Problem details -> Copy down all of the data underneath, exactly as shown.

Study material section start

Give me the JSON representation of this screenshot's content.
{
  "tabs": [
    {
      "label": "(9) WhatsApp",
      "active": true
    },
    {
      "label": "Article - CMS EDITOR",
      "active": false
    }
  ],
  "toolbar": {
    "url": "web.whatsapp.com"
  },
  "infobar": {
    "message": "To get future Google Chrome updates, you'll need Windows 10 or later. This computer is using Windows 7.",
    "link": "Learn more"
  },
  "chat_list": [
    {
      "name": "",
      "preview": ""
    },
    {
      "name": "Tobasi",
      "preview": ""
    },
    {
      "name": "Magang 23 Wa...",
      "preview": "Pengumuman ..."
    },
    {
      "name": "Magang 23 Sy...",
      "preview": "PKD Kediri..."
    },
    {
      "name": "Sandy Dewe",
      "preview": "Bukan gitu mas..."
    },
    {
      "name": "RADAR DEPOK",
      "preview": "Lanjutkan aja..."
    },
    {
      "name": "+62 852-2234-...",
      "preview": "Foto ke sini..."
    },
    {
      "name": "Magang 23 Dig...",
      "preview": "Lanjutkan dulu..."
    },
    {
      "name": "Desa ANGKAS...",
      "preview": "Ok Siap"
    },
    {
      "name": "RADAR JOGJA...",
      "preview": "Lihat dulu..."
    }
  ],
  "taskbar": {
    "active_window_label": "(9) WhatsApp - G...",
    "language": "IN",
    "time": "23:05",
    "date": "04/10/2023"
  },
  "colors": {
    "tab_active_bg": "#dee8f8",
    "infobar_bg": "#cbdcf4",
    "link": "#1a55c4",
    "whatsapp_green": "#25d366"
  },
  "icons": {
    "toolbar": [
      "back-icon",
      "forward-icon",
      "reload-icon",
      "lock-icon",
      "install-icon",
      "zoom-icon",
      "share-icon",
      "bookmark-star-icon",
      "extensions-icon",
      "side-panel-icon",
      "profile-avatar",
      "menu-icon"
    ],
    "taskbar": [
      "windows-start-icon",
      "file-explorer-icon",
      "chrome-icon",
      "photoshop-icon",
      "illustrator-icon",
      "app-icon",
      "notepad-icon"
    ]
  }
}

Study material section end

Your response ->
Give me the JSON representation of this screenshot's content.
{
  "tabs": [
    {
      "label": "(9) WhatsApp",
      "active": true
    },
    {
      "label": "Article - CMS EDITOR",
      "active": false
    }
  ],
  "toolbar": {
    "url": "web.whatsapp.com"
  },
  "infobar": {
    "message": "To get future Google Chrome updates, you'll need Windows 10 or later. This computer is using Windows 7.",
    "link": "Learn more"
  },
  "chat_list": [
    {
      "name": "",
      "preview": ""
    },
    {
      "name": "Tobasi",
      "preview": ""
    },
    {
      "name": "Magang 23 Wa...",
      "preview": "Pengumuman ..."
    },
    {
      "name": "Magang 23 Sy...",
      "preview": "PKD Kediri..."
    },
    {
      "name": "Sandy Dewe",
      "preview": "Bukan gitu mas..."
    },
    {
      "name": "RADAR DEPOK",
      "preview": "Lanjutkan aja..."
    },
    {
      "name": "+62 852-2234-...",
      "preview": "Foto ke sini..."
    },
    {
      "name": "Magang 23 Dig...",
      "preview": "Lanjutkan dulu..."
    },
    {
      "name": "Desa ANGKAS...",
      "preview": "Ok Siap"
    },
    {
      "name": "RADAR JOGJA...",
      "preview": "Lihat dulu..."
    }
  ],
  "taskbar": {
    "active_window_label": "(9) WhatsApp - G...",
    "language": "IN",
    "time": "23:05",
    "date": "04/10/2023"
  },
  "colors": {
    "tab_active_bg": "#dee8f8",
    "infobar_bg": "#cbdcf4",
    "link": "#1a55c4",
    "whatsapp_green": "#25d366"
  },
  "icons": {
    "toolbar": [
      "back-icon",
      "forward-icon",
      "reload-icon",
      "lock-icon",
      "install-icon",
      "zoom-icon",
      "share-icon",
      "bookmark-star-icon",
      "extensions-icon",
      "side-panel-icon",
      "profile-avatar",
      "menu-icon"
    ],
    "taskbar": [
      "windows-start-icon",
      "file-explorer-icon",
      "chrome-icon",
      "photoshop-icon",
      "illustrator-icon",
      "app-icon",
      "notepad-icon"
    ]
  }
}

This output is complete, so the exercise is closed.